Auton, A. & McVean, G. Recombination rate estimation in the presence of hotspots. Genome Res. 17, 1219–1227 (2007).
Spencer, C. C. A. & Coop, G. SelSim: a program to simulate population genetic data with natural selection and recombination. Bioinformatics 20, 3673–3675 (2004).
Teshima, K. M. & Innan, H. mbs: modifying Hudson's ms software to generate samples of DNA sequences with a biallelic site under selection. BMC Bioinforma. 10, 166 (2009).
Schliep, K. P. phangorn: phylogenetic analysis in R. Bioinformatics 27, 592–593 (2011).

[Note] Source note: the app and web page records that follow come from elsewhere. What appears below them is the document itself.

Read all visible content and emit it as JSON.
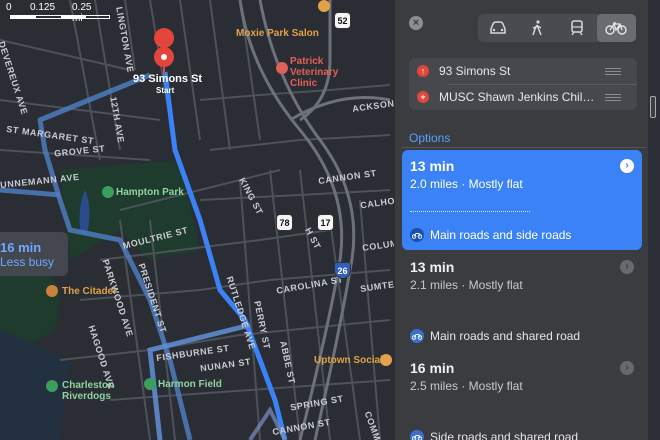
{
  "map": {
    "scale": {
      "zero": "0",
      "mid": "0.125",
      "end": "0.25 mi"
    },
    "streets": {
      "devereux": "DEVEREUX AVE",
      "lington": "LINGTON AVE",
      "twelfth": "12TH AVE",
      "st_margaret": "ST MARGARET ST",
      "grove": "GROVE ST",
      "cunnemann": "UNNEMANN AVE",
      "moultrie": "MOULTRIE ST",
      "parkwood": "PARKWOOD AVE",
      "president": "PRESIDENT ST",
      "hagood": "HAGOOD AVE",
      "rutledge": "RUTLEDGE AVE",
      "fishburne": "FISHBURNE ST",
      "nunan": "NUNAN ST",
      "perry": "PERRY ST",
      "carolina": "CAROLINA ST",
      "abbe": "ABBE ST",
      "king": "KING ST",
      "h_st": "H ST",
      "cannon": "CANNON ST",
      "spring": "SPRING ST",
      "calhoun": "CALHOUN ST",
      "sumter": "SUMTER ST",
      "columbus": "COLUMBUS ST",
      "ackson": "ACKSON ST",
      "cannon_right": "CANNON ST",
      "comm": "COMM"
    },
    "pois": {
      "moxie": "Moxie Park Salon",
      "vet": "Patrick Veterinary Clinic",
      "hampton": "Hampton Park",
      "citadel": "The Citadel",
      "charleston": "Charleston Riverdogs",
      "harmon": "Harmon Field",
      "uptown": "Uptown Social"
    },
    "shields": {
      "us52": "52",
      "us78": "78",
      "us17": "17",
      "i26": "26"
    },
    "pin": {
      "name": "93 Simons St",
      "sub": "Start"
    },
    "badge": {
      "time": "16 min",
      "note": "Less busy"
    },
    "colors": {
      "route": "#3a82f6",
      "alt_route": "#5f92d8",
      "land": "#2a2d33",
      "road": "#5a5e66",
      "park": "#1f3b2d"
    }
  },
  "panel": {
    "close": "×",
    "modes": [
      {
        "name": "car-icon",
        "active": false
      },
      {
        "name": "walk-icon",
        "active": false
      },
      {
        "name": "transit-icon",
        "active": false
      },
      {
        "name": "bike-icon",
        "active": true
      }
    ],
    "stops": [
      {
        "icon": "pin-icon",
        "text": "93 Simons St"
      },
      {
        "icon": "plus-icon",
        "text": "MUSC Shawn Jenkins Childre..."
      }
    ],
    "options_label": "Options",
    "routes": [
      {
        "time": "13 min",
        "meta": "2.0 miles · Mostly flat",
        "road": "Main roads and side roads",
        "selected": true
      },
      {
        "time": "13 min",
        "meta": "2.1 miles · Mostly flat",
        "road": "Main roads and shared road",
        "selected": false
      },
      {
        "time": "16 min",
        "meta": "2.5 miles · Mostly flat",
        "road": "Side roads and shared road",
        "selected": false
      }
    ]
  }
}
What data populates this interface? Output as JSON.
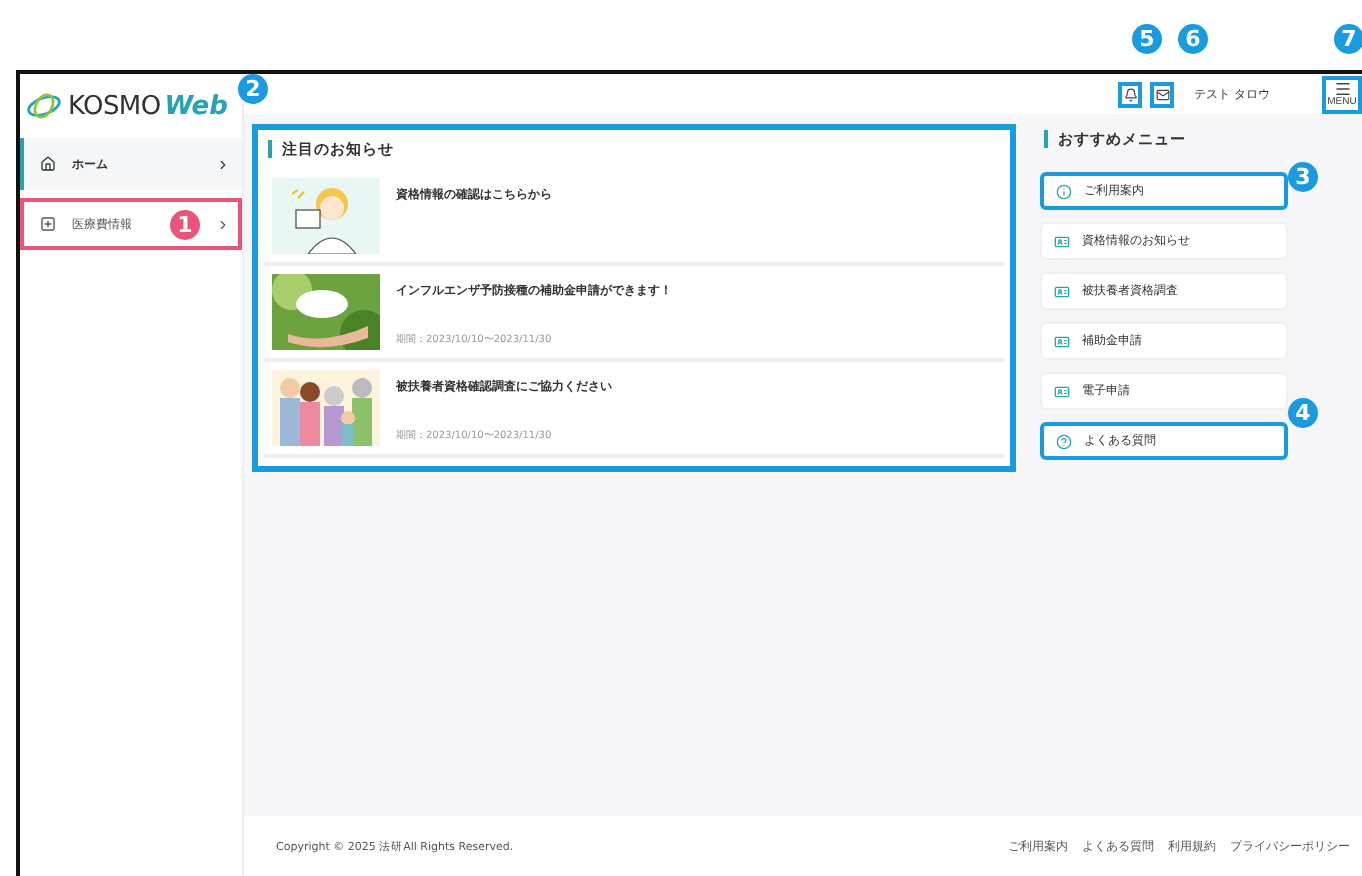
{
  "logo": {
    "brand": "KOSMO",
    "suffix": "Web"
  },
  "header": {
    "user_name": "テスト タロウ",
    "menu_label": "MENU",
    "bell_highlighted": true,
    "mail_highlighted": true,
    "menu_highlighted": true
  },
  "sidebar": {
    "items": [
      {
        "label": "ホーム",
        "kind": "home",
        "selected": true,
        "highlighted": false
      },
      {
        "label": "医療費情報",
        "kind": "plus",
        "selected": false,
        "highlighted": true
      }
    ]
  },
  "notices": {
    "title": "注目のお知らせ",
    "highlighted": true,
    "items": [
      {
        "title": "資格情報の確認はこちらから"
      },
      {
        "title": "インフルエンザ予防接種の補助金申請ができます！",
        "period": "期間：2023/10/10〜2023/11/30"
      },
      {
        "title": "被扶養者資格確認調査にご協力ください",
        "period": "期間：2023/10/10〜2023/11/30"
      }
    ]
  },
  "recommended": {
    "title": "おすすめメニュー",
    "items": [
      {
        "label": "ご利用案内",
        "kind": "info",
        "highlighted": true
      },
      {
        "label": "資格情報のお知らせ",
        "kind": "card",
        "highlighted": false
      },
      {
        "label": "被扶養者資格調査",
        "kind": "card",
        "highlighted": false
      },
      {
        "label": "補助金申請",
        "kind": "card",
        "highlighted": false
      },
      {
        "label": "電子申請",
        "kind": "card",
        "highlighted": false
      },
      {
        "label": "よくある質問",
        "kind": "help",
        "highlighted": true
      }
    ]
  },
  "footer": {
    "copyright": "Copyright © 2025 法研All Rights Reserved.",
    "links": [
      "ご利用案内",
      "よくある質問",
      "利用規約",
      "プライバシーポリシー"
    ]
  },
  "callouts": [
    {
      "label": "1",
      "color": "#e9547a"
    },
    {
      "label": "2",
      "color": "#1a9be0"
    },
    {
      "label": "3",
      "color": "#1a9be0"
    },
    {
      "label": "4",
      "color": "#1a9be0"
    },
    {
      "label": "5",
      "color": "#1a9be0"
    },
    {
      "label": "6",
      "color": "#1a9be0"
    },
    {
      "label": "7",
      "color": "#1a9be0"
    }
  ]
}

Yu, G., Smith, D. K., Zhu, H., Guan, Y. & Lam, T. T.-Y. ggtree: an r package for visualization and annotation of phylogenetic trees with their covariates and other associated data. Methods Ecol. Evol. 8, 28–36 (2017).
Paradis, E. pegas: an R package for population genetics with an integrated–modular approach. Bioinformatics 26, 419–420 (2010).
We thank Brian and Deborah Charlesworth for comments on an earlier version of the manuscript. Sarah Pryke and David Harris provided blood samples of the Gouldian finches and other species of Estrildidae. Peri Bolton assisted with the collection of cheek feathers. We thank the Natural Environment Research Council Biomolecular Analysis Facility (NBAF) at the University of Edinburgh for sequencing RAD libraries (NBAF674) and NBAF at the University of Liverpool for gene expression microarray scanning. This study was supported by a University of Sheffield scholarship to K.-W.K., a joint University of Sheffield/Natural Environmental Research Council (NE/H524881/1, NE/K500914/1) Ph.D. studentship to B.C.J., a UK Department for Business, Innovation and Skills/Ministry of Education of China UK–China Scholarships for Excellence studentship to H.Z., an NSERC Banting postdoctoral fellowship to D.P.L.T., an Australian Research Council (DP130100418) grant to S.C.G. and T.B., and a Leverhulme Fellowship to T.B.
The authors declare no competing interests.
Journal peer review information: Nature Communications thanks the anonymous reviewers for their contribution to the peer review of this work. Peer reviewer reports are available.
Publisher’s note: Springer Nature remains neutral with regard to jurisdictional claims in published maps and institutional affiliations.
About this article
Cite this article
Kim, K., Jackson, B.C., Zhang, H. et al. Genetics and evidence for balancing selection of a sex-linked colour polymorphism in a songbird. Nat Commun 10, 1852 (2019). https://doi.org/10.1038/s41467-019-09806-6
The Auk (2020)
More than the eye can see: Genomic insights into the drivers of genetic differentiation in Royal/Macaroni penguins across the Southern Ocean
Molecular Phylogenetics and Evolution (2019)